What is freedom? This concept has key meaning for the Christian tradition. "Brethren, ye have been called unto liberty", says Saint Paul (Gal. 5:13). However, he does not mean freedom as moral anarchy but the liberation of the human person from the power of sin, of passions, of instincts; it is the inner freedom which is founded on the observance of God's Commandments. From the perspective of Christianity, the freedom of the human person is inseparable from moral responsibility. Human freedom possesses a great power for it likens the human person to God, yet it contains an explosive potential if it goes against God. Freedom may be compared to a nuclear reaction which is of benefit only where it is active in a nuclear power station and not when it is turned into a destructive weapon. Moral responsibility is the system of spiritual security which preserves the human person from disintegration under the influence of the power of one's own freedom...
Today there are a number of European countries where prostitution is legal. Its presence is justified ideologically by the person's right to choose their sexual partner as they please and the right of the other person to make money by any means possible. I say this not in order to condemn those women who sell their bodies. If they return to the Church in repentance, as happened with Saint Mary of Egypt who was transformed from a prostitute into a great Saint, the Church receives their repentance and forgives their sins. Yet the Church can never agree to their way of life being elevated to a norm or recognize as normal the behavior of those persons who use their services.

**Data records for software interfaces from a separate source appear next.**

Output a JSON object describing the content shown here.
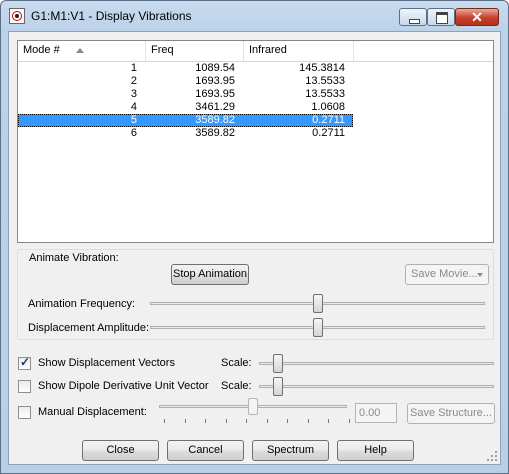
{
  "window": {
    "title": "G1:M1:V1 - Display Vibrations"
  },
  "table": {
    "headers": [
      "Mode #",
      "Freq",
      "Infrared"
    ],
    "rows": [
      {
        "mode": "1",
        "freq": "1089.54",
        "ir": "145.3814"
      },
      {
        "mode": "2",
        "freq": "1693.95",
        "ir": "13.5533"
      },
      {
        "mode": "3",
        "freq": "1693.95",
        "ir": "13.5533"
      },
      {
        "mode": "4",
        "freq": "3461.29",
        "ir": "1.0608"
      },
      {
        "mode": "5",
        "freq": "3589.82",
        "ir": "0.2711"
      },
      {
        "mode": "6",
        "freq": "3589.82",
        "ir": "0.2711"
      }
    ],
    "selected_row": 5
  },
  "animate": {
    "group_label": "Animate Vibration:",
    "stop_button": "Stop Animation",
    "save_movie_button": "Save Movie...",
    "frequency_label": "Animation Frequency:",
    "amplitude_label": "Displacement Amplitude:",
    "frequency_level": 0.5,
    "amplitude_level": 0.5
  },
  "options": {
    "show_displacement_vectors": {
      "label": "Show Displacement Vectors",
      "checked": true,
      "scale_label": "Scale:",
      "scale_level": 0.08
    },
    "show_dipole_vector": {
      "label": "Show Dipole Derivative Unit Vector",
      "checked": false,
      "scale_label": "Scale:",
      "scale_level": 0.08
    },
    "manual_displacement": {
      "label": "Manual Displacement:",
      "checked": false,
      "value": "0.00",
      "level": 0.5,
      "save_structure_button": "Save Structure..."
    }
  },
  "buttons": {
    "close": "Close",
    "cancel": "Cancel",
    "spectrum": "Spectrum",
    "help": "Help"
  },
  "colors": {
    "selection": "#3399ff",
    "title_bar": "#c8dbee",
    "close_button": "#c7402b"
  },
  "icons": {
    "app": "gaussview-app-icon",
    "minimize": "minimize-icon",
    "maximize": "maximize-icon",
    "close": "close-icon"
  }
}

When the woman caught in adultery was brought to Christ he said to those who demanded that she be stoned to death: "He that is without sin among you, let him first cast a stone at her." He not only did not condemn the woman but saved her from death. And yet he said to her: "Go, and sin no more" (St. John 8:2-11). If we are to follow the secular notions of free choice and human dignity, then the Savior of the world ought not to have said these words but recognize her behavior to be normal and say: "Go and continue to do the same."
...A brief examination of European values which are developing within the framework of a global world leads us to the following conclusion. These values have been violently torn, often against the wishes of many, from their moral context which for centuries was formed in a Christian civilization. Values are meant to help build up a just world, but is impossible to build this world on the basis of an ideology that views the world without God and without faith. A world without God, without absolute moral values rooted in Divine Revelation, irrevocably turns into the realm of the rule of slavery and lawlessness.
The Russian Orthodox Church, which has paid in millions of lives for the godless Soviet experiment, can and must testify before the adherents of militant secularism to the fact that a society torn from its spiritual roots and faith has no future.
With sincere agape in His Holy Diakonia,
The sinner and unworthy servant of God